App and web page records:
==============================

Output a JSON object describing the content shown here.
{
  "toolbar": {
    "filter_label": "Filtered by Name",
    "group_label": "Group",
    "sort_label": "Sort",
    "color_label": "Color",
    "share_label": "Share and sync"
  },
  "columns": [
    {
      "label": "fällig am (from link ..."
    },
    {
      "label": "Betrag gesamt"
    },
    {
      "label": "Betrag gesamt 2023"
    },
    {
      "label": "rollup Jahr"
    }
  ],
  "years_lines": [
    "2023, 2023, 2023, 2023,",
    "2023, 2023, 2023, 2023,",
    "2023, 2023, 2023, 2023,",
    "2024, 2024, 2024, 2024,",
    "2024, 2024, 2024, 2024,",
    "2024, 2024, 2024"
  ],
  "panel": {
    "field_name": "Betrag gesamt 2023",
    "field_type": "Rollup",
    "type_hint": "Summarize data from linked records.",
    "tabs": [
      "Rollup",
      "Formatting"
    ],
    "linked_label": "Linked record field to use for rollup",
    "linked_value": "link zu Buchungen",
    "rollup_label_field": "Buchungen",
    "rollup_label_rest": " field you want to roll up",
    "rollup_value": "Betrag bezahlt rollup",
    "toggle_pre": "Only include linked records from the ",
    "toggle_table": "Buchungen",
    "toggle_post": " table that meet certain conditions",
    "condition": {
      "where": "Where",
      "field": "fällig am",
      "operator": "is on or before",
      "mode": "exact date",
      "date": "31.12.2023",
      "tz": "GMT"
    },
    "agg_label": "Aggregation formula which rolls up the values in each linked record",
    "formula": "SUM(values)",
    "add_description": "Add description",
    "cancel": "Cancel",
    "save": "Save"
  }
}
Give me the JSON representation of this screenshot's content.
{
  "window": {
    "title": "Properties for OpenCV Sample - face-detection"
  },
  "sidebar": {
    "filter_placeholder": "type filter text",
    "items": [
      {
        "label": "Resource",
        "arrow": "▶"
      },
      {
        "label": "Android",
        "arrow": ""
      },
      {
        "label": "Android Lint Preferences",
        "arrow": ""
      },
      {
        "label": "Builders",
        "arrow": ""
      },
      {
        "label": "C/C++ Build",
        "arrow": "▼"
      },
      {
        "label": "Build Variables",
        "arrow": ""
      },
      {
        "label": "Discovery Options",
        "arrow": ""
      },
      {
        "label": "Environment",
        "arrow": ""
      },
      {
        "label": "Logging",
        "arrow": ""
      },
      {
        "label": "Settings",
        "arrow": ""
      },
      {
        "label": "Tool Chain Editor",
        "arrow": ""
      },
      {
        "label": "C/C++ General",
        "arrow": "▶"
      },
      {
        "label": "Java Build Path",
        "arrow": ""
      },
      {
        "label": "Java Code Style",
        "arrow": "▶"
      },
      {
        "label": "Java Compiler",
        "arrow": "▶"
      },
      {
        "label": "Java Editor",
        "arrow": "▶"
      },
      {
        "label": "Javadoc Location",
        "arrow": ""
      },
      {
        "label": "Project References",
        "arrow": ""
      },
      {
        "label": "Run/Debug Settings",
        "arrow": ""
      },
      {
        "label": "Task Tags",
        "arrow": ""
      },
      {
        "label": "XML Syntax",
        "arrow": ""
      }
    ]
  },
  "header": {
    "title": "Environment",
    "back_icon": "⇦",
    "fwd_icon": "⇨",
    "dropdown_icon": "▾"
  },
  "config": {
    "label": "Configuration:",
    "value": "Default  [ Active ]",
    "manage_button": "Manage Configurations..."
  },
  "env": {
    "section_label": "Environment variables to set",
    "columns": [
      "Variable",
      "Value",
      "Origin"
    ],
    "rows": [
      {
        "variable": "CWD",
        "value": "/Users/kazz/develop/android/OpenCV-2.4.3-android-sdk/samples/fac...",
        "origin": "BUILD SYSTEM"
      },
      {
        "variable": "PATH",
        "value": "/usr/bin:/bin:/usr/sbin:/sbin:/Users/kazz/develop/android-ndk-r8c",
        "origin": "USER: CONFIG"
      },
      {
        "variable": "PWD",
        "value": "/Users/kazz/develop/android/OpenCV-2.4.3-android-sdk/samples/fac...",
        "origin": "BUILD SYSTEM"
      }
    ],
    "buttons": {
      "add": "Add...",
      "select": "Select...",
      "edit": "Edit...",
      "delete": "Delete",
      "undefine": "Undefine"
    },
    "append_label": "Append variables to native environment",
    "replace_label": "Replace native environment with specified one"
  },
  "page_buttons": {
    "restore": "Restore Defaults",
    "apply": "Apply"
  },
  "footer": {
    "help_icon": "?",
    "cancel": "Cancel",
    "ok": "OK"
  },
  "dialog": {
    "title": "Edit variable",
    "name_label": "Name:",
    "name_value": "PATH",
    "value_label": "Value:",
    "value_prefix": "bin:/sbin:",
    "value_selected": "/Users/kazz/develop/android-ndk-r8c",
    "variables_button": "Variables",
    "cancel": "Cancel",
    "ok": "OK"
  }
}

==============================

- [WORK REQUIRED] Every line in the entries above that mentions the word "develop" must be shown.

- [SOLUTION TO THIS EXERCISE]
        "value": "/Users/kazz/develop/android/OpenCV-2.4.3-android-sdk/samples/fac...",
        "value": "/usr/bin:/bin:/usr/sbin:/sbin:/Users/kazz/develop/android-ndk-r8c",
        "value": "/Users/kazz/develop/android/OpenCV-2.4.3-android-sdk/samples/fac...",
    "value_selected": "/Users/kazz/develop/android-ndk-r8c",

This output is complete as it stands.